* _Raw data_
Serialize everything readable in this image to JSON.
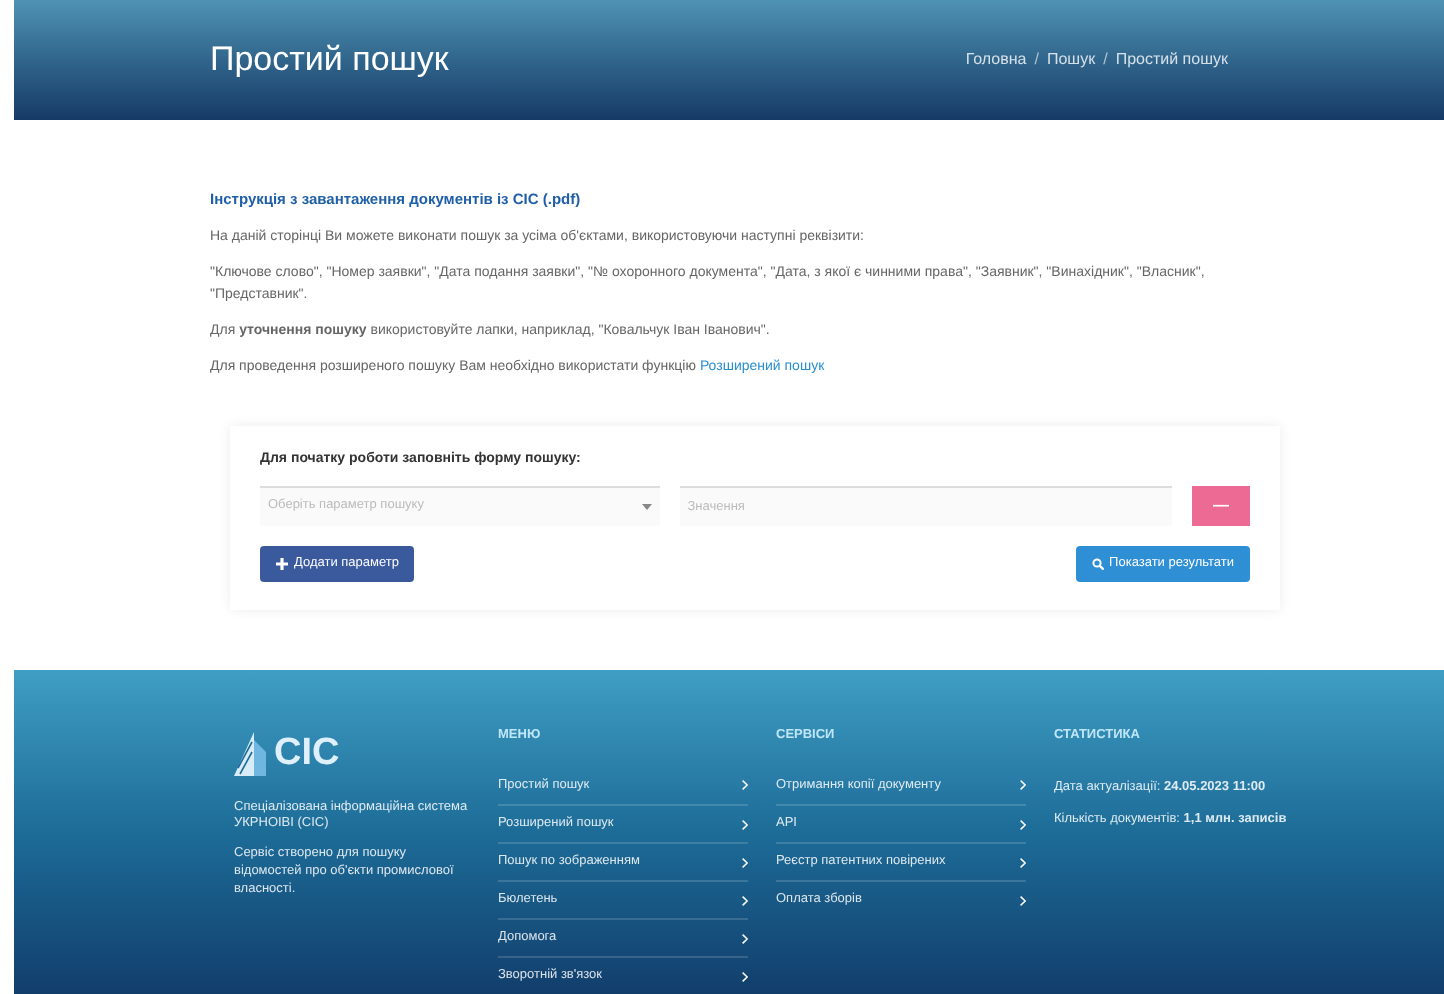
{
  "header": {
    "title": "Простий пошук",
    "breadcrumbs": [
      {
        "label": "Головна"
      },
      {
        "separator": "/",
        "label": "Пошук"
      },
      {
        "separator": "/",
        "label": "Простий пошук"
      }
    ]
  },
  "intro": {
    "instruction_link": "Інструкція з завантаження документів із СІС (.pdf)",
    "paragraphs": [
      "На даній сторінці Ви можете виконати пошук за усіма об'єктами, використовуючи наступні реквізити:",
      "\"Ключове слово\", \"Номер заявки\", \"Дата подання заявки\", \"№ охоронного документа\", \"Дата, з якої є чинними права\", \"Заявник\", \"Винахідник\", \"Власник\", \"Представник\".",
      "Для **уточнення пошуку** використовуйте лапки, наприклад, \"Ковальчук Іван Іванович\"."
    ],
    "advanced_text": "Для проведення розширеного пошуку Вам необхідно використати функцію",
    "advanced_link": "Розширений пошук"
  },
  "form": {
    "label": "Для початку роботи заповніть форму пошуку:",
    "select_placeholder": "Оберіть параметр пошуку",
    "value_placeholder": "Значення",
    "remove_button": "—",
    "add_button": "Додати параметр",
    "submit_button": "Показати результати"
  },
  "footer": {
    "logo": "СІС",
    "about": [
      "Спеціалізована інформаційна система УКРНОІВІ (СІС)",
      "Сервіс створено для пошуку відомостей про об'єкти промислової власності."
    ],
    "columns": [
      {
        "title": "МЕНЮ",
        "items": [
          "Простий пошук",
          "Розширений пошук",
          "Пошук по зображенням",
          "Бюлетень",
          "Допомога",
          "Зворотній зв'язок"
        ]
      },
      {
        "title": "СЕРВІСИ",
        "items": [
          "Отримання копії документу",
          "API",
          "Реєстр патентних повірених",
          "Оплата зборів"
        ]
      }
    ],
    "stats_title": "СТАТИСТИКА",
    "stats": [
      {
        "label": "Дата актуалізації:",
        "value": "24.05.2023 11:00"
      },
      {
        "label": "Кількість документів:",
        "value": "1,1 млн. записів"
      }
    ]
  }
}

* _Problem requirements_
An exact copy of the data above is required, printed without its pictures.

* _Written response_
Serialize everything readable in this image to JSON.
{
  "header": {
    "title": "Простий пошук",
    "breadcrumbs": [
      {
        "label": "Головна"
      },
      {
        "separator": "/",
        "label": "Пошук"
      },
      {
        "separator": "/",
        "label": "Простий пошук"
      }
    ]
  },
  "intro": {
    "instruction_link": "Інструкція з завантаження документів із СІС (.pdf)",
    "paragraphs": [
      "На даній сторінці Ви можете виконати пошук за усіма об'єктами, використовуючи наступні реквізити:",
      "\"Ключове слово\", \"Номер заявки\", \"Дата подання заявки\", \"№ охоронного документа\", \"Дата, з якої є чинними права\", \"Заявник\", \"Винахідник\", \"Власник\", \"Представник\".",
      "Для **уточнення пошуку** використовуйте лапки, наприклад, \"Ковальчук Іван Іванович\"."
    ],
    "advanced_text": "Для проведення розширеного пошуку Вам необхідно використати функцію",
    "advanced_link": "Розширений пошук"
  },
  "form": {
    "label": "Для початку роботи заповніть форму пошуку:",
    "select_placeholder": "Оберіть параметр пошуку",
    "value_placeholder": "Значення",
    "remove_button": "—",
    "add_button": "Додати параметр",
    "submit_button": "Показати результати"
  },
  "footer": {
    "logo": "СІС",
    "about": [
      "Спеціалізована інформаційна система УКРНОІВІ (СІС)",
      "Сервіс створено для пошуку відомостей про об'єкти промислової власності."
    ],
    "columns": [
      {
        "title": "МЕНЮ",
        "items": [
          "Простий пошук",
          "Розширений пошук",
          "Пошук по зображенням",
          "Бюлетень",
          "Допомога",
          "Зворотній зв'язок"
        ]
      },
      {
        "title": "СЕРВІСИ",
        "items": [
          "Отримання копії документу",
          "API",
          "Реєстр патентних повірених",
          "Оплата зборів"
        ]
      }
    ],
    "stats_title": "СТАТИСТИКА",
    "stats": [
      {
        "label": "Дата актуалізації:",
        "value": "24.05.2023 11:00"
      },
      {
        "label": "Кількість документів:",
        "value": "1,1 млн. записів"
      }
    ]
  }
}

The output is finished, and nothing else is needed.